# Problem to solve
When scanning the data, count every line with "duration" in it, and report only the resulting number.

App and web page records:
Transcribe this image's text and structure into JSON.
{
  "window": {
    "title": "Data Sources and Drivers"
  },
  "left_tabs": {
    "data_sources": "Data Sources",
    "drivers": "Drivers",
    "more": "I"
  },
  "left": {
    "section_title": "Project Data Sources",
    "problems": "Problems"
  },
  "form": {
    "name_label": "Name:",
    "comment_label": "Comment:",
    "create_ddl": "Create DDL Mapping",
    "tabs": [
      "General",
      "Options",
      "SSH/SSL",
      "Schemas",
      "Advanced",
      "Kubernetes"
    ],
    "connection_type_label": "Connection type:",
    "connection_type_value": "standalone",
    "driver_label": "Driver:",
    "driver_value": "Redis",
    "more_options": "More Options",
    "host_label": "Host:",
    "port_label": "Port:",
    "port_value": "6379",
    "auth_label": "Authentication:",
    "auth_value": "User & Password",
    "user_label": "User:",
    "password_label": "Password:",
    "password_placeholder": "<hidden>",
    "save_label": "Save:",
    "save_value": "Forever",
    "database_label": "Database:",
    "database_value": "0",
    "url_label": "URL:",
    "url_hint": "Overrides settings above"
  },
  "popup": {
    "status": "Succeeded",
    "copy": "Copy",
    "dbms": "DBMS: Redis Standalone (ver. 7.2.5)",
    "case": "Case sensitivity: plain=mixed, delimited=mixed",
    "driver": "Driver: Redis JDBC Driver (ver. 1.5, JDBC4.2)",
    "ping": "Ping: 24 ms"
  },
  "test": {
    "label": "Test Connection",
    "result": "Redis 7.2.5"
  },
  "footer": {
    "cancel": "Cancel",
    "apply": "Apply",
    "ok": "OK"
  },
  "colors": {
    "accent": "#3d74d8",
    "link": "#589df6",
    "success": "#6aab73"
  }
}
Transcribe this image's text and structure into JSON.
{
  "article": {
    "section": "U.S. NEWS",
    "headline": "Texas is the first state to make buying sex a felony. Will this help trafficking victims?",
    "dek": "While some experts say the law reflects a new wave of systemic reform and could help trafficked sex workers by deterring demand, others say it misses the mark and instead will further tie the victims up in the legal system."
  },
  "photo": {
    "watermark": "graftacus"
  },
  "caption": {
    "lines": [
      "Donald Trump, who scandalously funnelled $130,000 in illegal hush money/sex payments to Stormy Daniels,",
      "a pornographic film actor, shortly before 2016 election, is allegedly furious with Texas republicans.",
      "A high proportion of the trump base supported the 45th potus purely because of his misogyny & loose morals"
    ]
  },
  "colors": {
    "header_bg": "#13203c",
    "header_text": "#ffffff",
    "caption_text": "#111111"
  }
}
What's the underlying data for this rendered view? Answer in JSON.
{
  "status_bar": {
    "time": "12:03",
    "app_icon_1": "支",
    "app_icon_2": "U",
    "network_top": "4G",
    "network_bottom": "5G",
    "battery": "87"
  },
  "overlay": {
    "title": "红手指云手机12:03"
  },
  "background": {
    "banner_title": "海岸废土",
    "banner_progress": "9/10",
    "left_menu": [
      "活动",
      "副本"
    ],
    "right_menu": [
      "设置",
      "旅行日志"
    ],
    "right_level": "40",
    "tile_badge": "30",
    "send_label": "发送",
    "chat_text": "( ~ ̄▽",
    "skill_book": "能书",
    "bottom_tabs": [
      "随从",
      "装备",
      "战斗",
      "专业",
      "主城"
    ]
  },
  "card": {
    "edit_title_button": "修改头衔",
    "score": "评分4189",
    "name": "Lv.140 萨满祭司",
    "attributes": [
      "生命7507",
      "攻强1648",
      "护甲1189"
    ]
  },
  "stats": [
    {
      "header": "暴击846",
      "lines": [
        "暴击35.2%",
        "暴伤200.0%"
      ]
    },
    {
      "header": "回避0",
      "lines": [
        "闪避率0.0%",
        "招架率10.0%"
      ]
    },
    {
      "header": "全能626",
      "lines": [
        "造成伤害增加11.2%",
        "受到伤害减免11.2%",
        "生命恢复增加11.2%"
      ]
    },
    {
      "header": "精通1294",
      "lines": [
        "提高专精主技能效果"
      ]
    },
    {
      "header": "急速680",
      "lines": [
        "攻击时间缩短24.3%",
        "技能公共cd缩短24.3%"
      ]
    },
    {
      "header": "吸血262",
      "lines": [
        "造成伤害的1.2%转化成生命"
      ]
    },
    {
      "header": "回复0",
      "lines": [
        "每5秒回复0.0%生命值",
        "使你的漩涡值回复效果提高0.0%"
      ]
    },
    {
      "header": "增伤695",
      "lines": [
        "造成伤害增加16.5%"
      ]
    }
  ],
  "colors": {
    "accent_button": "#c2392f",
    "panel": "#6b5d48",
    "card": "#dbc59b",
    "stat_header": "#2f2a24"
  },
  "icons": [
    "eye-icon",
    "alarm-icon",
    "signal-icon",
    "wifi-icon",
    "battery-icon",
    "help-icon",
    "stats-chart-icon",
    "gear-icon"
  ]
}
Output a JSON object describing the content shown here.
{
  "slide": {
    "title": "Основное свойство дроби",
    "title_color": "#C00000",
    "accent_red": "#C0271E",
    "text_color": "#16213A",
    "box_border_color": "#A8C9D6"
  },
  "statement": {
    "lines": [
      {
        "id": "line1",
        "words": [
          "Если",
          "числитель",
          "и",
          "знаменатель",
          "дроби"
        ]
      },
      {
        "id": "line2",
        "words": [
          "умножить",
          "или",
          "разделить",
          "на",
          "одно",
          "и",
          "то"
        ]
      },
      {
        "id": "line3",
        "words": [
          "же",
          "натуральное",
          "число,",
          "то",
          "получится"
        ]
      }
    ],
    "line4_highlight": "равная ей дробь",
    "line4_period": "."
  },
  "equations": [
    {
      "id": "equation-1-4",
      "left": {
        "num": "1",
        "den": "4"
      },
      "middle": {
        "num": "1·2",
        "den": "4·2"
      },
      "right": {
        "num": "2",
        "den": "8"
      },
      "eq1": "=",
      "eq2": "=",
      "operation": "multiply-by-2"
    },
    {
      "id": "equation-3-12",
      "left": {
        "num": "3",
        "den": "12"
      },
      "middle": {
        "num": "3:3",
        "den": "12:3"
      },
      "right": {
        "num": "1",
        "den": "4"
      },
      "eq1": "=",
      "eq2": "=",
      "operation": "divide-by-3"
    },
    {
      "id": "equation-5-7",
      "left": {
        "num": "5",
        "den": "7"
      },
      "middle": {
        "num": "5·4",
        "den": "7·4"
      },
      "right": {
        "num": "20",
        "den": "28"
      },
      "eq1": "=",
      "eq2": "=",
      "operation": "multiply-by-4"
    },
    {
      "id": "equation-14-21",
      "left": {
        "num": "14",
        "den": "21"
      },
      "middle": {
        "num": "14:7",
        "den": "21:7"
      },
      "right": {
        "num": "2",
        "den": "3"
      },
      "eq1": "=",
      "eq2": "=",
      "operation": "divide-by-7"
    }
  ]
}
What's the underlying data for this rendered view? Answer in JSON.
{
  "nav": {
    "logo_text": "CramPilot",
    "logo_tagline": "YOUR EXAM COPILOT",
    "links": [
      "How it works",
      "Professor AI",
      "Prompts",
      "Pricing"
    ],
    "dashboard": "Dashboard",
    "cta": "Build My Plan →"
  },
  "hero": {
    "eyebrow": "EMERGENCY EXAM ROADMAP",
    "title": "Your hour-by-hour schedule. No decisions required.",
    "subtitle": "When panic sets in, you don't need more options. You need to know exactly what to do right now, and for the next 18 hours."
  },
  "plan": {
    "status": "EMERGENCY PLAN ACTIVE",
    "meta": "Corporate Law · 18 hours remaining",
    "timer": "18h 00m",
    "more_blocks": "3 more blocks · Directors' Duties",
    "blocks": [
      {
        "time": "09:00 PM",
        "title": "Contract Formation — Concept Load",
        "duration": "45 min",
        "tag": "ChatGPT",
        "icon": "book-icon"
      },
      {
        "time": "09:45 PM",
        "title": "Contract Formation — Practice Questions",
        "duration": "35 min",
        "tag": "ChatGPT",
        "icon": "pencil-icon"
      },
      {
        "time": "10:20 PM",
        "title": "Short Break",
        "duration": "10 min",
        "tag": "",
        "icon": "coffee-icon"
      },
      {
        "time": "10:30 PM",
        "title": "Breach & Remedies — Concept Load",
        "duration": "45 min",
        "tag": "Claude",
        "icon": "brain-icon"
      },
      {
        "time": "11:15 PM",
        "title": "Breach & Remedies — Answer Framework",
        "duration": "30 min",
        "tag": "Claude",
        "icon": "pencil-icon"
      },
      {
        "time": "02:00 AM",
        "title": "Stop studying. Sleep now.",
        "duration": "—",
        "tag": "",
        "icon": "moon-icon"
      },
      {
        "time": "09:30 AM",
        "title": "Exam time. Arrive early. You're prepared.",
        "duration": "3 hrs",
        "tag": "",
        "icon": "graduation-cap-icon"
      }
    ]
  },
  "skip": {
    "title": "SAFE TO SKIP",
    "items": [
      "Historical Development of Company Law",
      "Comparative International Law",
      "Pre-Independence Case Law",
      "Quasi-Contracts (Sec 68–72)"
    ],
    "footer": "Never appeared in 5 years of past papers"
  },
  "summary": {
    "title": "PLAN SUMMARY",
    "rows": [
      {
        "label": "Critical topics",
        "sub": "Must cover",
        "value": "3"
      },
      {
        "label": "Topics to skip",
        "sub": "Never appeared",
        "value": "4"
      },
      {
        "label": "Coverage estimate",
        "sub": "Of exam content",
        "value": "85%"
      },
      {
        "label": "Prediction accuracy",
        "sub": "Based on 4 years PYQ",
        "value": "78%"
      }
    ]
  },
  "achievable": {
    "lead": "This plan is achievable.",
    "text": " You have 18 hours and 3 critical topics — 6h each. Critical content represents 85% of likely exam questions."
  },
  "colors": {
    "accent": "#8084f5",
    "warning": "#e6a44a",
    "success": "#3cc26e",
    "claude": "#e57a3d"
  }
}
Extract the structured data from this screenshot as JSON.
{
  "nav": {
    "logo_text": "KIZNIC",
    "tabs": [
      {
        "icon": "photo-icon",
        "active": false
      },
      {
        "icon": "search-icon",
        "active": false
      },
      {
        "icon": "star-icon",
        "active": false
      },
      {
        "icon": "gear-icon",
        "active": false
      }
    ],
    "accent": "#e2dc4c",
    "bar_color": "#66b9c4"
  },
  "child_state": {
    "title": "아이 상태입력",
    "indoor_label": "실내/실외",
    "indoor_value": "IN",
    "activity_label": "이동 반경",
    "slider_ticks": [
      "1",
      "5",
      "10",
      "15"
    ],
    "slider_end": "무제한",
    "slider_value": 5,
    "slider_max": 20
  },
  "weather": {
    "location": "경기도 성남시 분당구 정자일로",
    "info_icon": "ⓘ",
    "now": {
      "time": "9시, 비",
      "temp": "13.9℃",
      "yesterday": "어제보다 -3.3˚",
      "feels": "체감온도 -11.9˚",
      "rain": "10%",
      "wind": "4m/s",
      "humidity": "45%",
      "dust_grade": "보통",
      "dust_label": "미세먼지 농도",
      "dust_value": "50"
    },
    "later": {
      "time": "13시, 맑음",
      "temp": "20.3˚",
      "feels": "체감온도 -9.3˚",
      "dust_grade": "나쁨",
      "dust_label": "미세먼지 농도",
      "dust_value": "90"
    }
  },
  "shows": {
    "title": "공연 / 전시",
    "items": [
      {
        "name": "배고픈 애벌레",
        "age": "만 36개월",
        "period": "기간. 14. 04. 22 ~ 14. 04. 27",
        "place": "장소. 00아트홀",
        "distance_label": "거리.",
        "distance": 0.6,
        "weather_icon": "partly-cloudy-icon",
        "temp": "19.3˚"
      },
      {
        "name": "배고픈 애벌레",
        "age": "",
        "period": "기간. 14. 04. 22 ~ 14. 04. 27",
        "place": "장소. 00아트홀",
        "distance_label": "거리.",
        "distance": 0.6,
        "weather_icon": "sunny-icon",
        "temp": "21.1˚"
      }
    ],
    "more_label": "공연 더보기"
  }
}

# Task response
7